Task prompt
Copy the records below exactly, leaving out every picture.

Web page and app entries:
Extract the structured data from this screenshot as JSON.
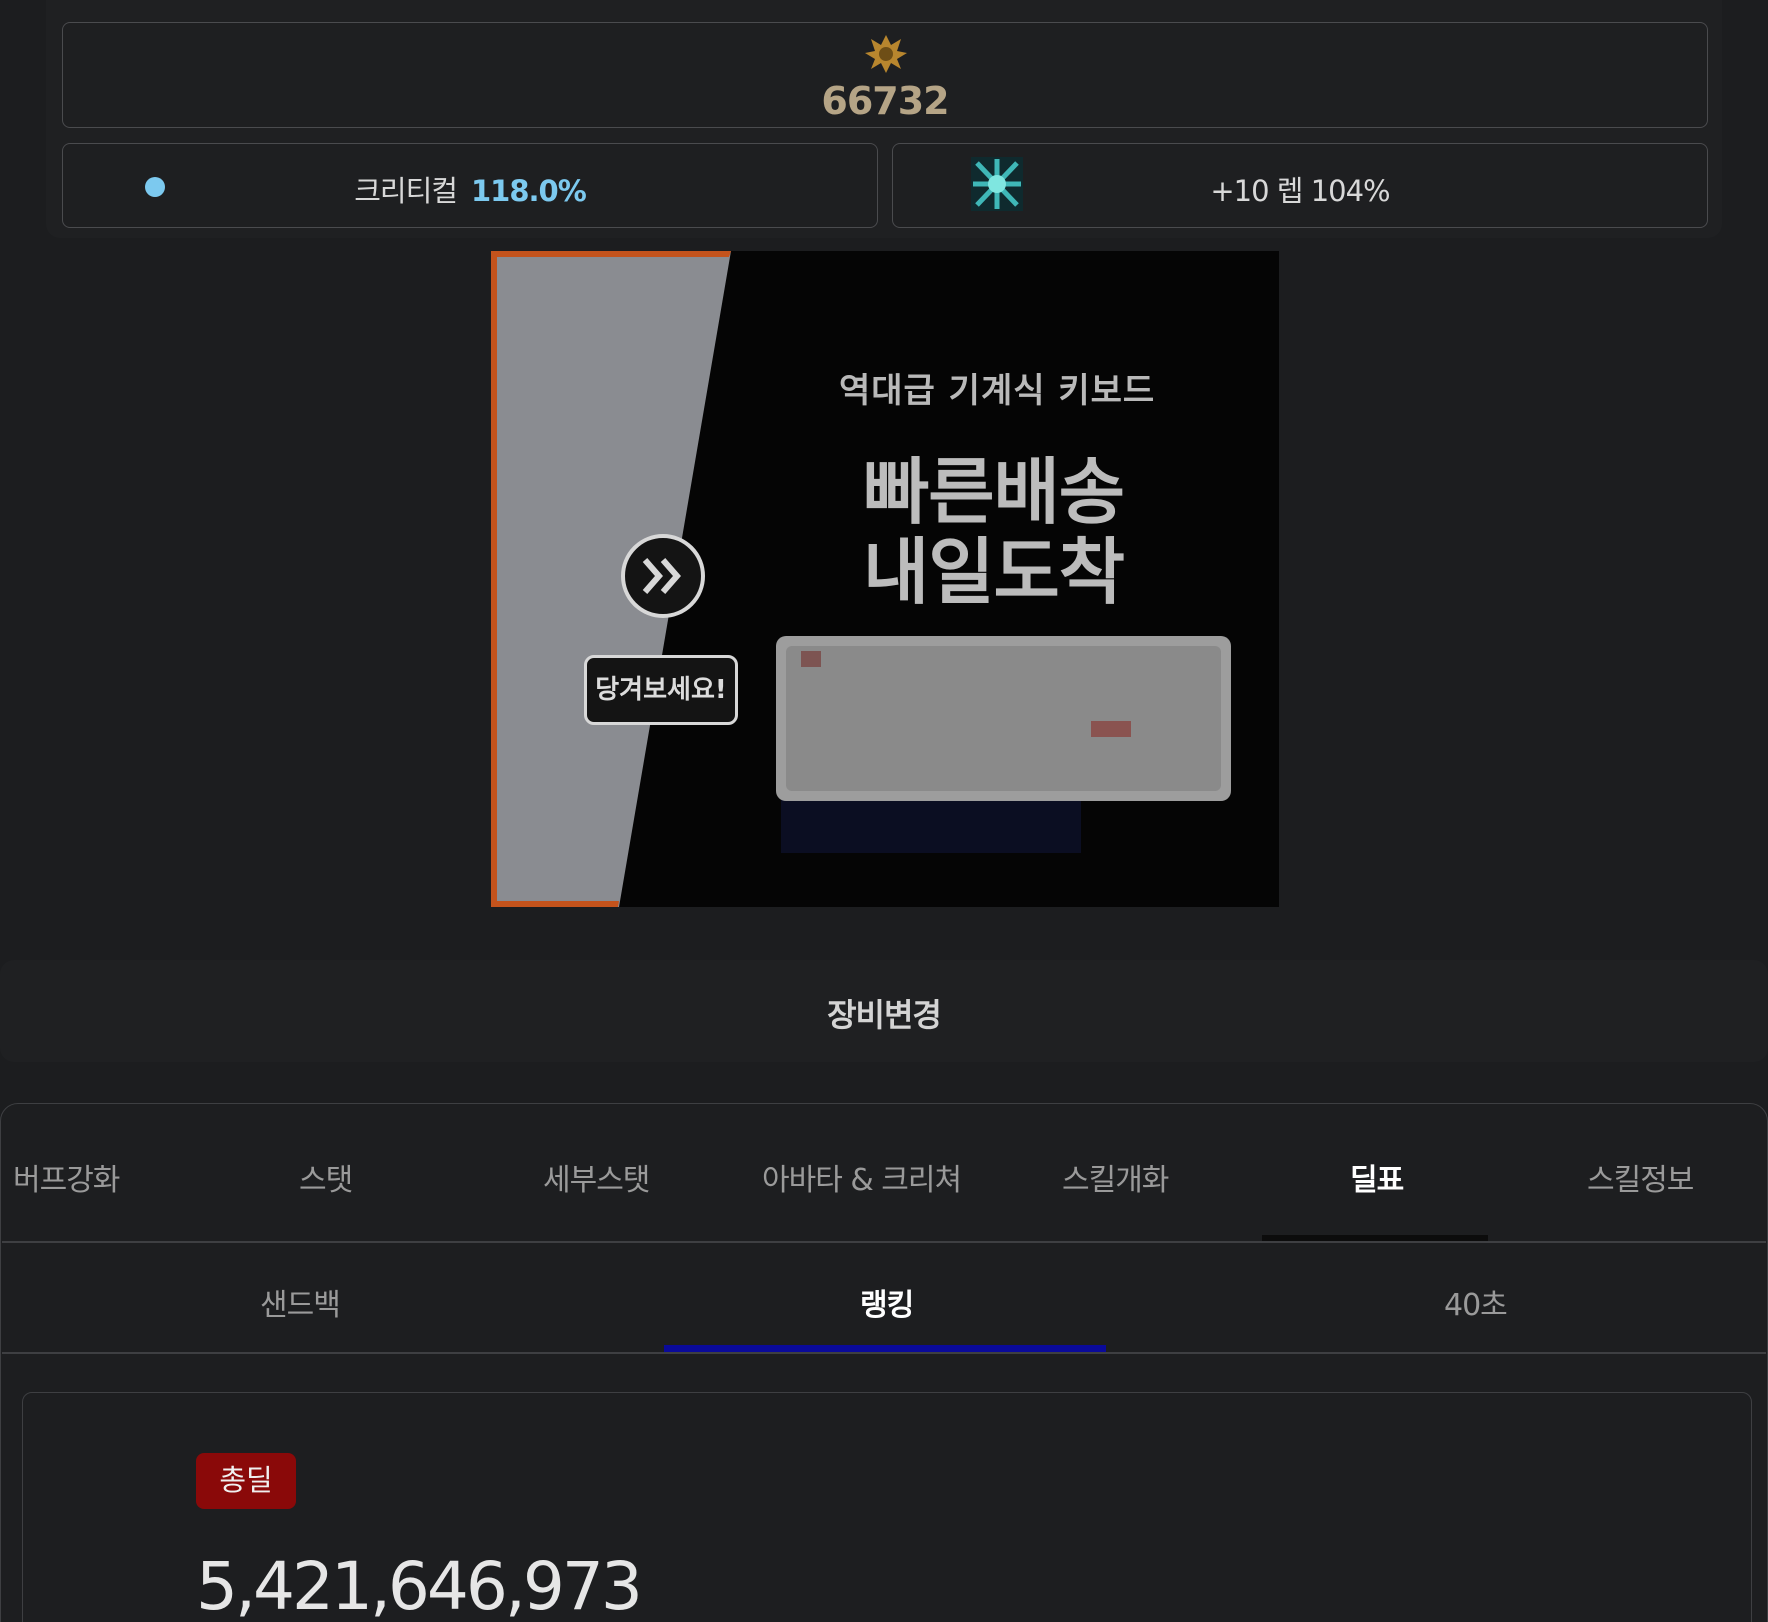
{
  "power": {
    "value": "66732",
    "icon": "gold-emblem-icon"
  },
  "stats": {
    "critical_label": "크리티컬",
    "critical_value": "118.0%",
    "critical_dot_color": "#7cc9ef",
    "rune_text": "+10 렙 104%",
    "rune_icon": "rune-icon"
  },
  "ad": {
    "subtitle": "역대급 기계식 키보드",
    "line1": "빠른배송",
    "line2": "내일도착",
    "bubble": "당겨보세요!",
    "arrow_icon": "double-chevron-icon"
  },
  "equip": {
    "label": "장비변경"
  },
  "tabs": [
    {
      "label": "버프강화"
    },
    {
      "label": "스탯"
    },
    {
      "label": "세부스탯"
    },
    {
      "label": "아바타 & 크리쳐"
    },
    {
      "label": "스킬개화"
    },
    {
      "label": "딜표"
    },
    {
      "label": "스킬정보"
    }
  ],
  "subtabs": [
    {
      "label": "샌드백"
    },
    {
      "label": "랭킹"
    },
    {
      "label": "40초"
    }
  ],
  "result": {
    "badge": "총딜",
    "badge_color": "#8a0909",
    "total": "5,421,646,973"
  }
}
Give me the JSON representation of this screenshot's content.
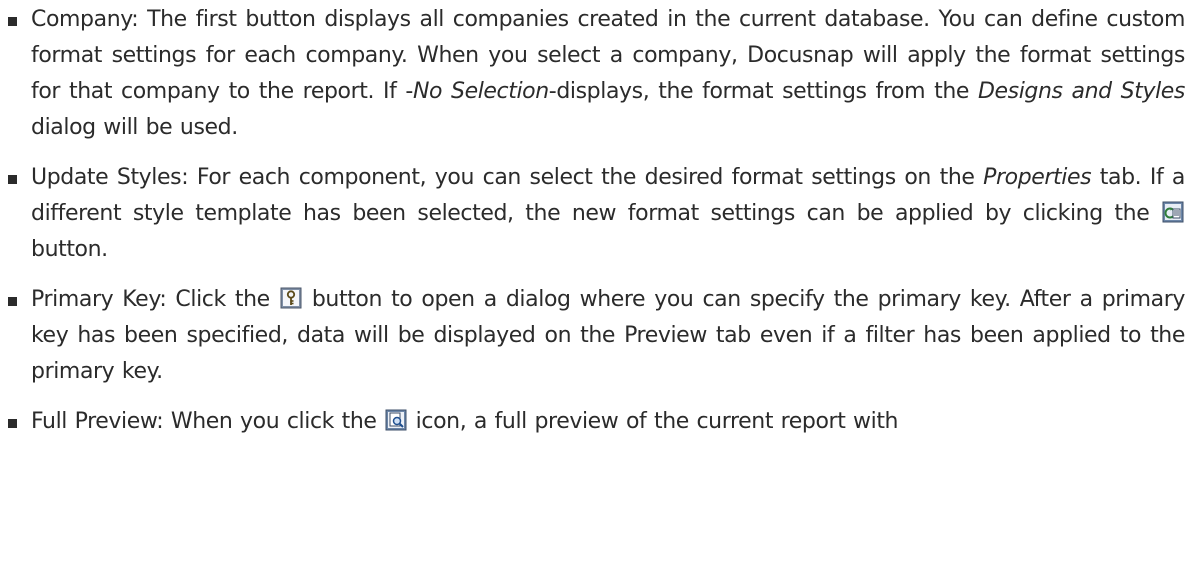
{
  "items": [
    {
      "label": "Company:",
      "text_1": "The first button displays all companies created in the current database. You can define custom format settings for each company. When you select a company, Docusnap will apply the format settings for that company to the report. If -",
      "em_1": "No Selection",
      "text_2": "-displays, the format settings from the ",
      "em_2": "Designs and Styles",
      "text_3": " dialog will be used."
    },
    {
      "label": "Update Styles:",
      "text_1": "For each component, you can select the desired format settings on the ",
      "em_1": "Properties",
      "text_2": " tab. If a different style template has been selected, the new format settings can be applied by clicking the ",
      "icon": "update-styles-icon",
      "text_3": " button."
    },
    {
      "label": "Primary Key:",
      "text_1": "Click the ",
      "icon": "primary-key-icon",
      "text_2": " button to open a dialog where you can specify the primary key. After a primary key has been specified, data will be displayed on the Preview tab even if a filter has been applied to the primary key."
    },
    {
      "label": "Full Preview:",
      "text_1": "When you click the ",
      "icon": "full-preview-icon",
      "text_2": " icon, a full preview of the current report with"
    }
  ]
}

Expected answer
Extract the structured data from this screenshot as JSON.
{
  "power": {
    "value": "66732",
    "icon": "gold-emblem-icon"
  },
  "stats": {
    "critical_label": "크리티컬",
    "critical_value": "118.0%",
    "critical_dot_color": "#7cc9ef",
    "rune_text": "+10 렙 104%",
    "rune_icon": "rune-icon"
  },
  "ad": {
    "subtitle": "역대급 기계식 키보드",
    "line1": "빠른배송",
    "line2": "내일도착",
    "bubble": "당겨보세요!",
    "arrow_icon": "double-chevron-icon"
  },
  "equip": {
    "label": "장비변경"
  },
  "tabs": [
    {
      "label": "버프강화"
    },
    {
      "label": "스탯"
    },
    {
      "label": "세부스탯"
    },
    {
      "label": "아바타 & 크리쳐"
    },
    {
      "label": "스킬개화"
    },
    {
      "label": "딜표"
    },
    {
      "label": "스킬정보"
    }
  ],
  "subtabs": [
    {
      "label": "샌드백"
    },
    {
      "label": "랭킹"
    },
    {
      "label": "40초"
    }
  ],
  "result": {
    "badge": "총딜",
    "badge_color": "#8a0909",
    "total": "5,421,646,973"
  }
}
Give me the JSON representation of this screenshot's content.
{
  "items": [
    {
      "label": "Company:",
      "text_1": "The first button displays all companies created in the current database. You can define custom format settings for each company. When you select a company, Docusnap will apply the format settings for that company to the report. If -",
      "em_1": "No Selection",
      "text_2": "-displays, the format settings from the ",
      "em_2": "Designs and Styles",
      "text_3": " dialog will be used."
    },
    {
      "label": "Update Styles:",
      "text_1": "For each component, you can select the desired format settings on the ",
      "em_1": "Properties",
      "text_2": " tab. If a different style template has been selected, the new format settings can be applied by clicking the ",
      "icon": "update-styles-icon",
      "text_3": " button."
    },
    {
      "label": "Primary Key:",
      "text_1": "Click the ",
      "icon": "primary-key-icon",
      "text_2": " button to open a dialog where you can specify the primary key. After a primary key has been specified, data will be displayed on the Preview tab even if a filter has been applied to the primary key."
    },
    {
      "label": "Full Preview:",
      "text_1": "When you click the ",
      "icon": "full-preview-icon",
      "text_2": " icon, a full preview of the current report with"
    }
  ]
}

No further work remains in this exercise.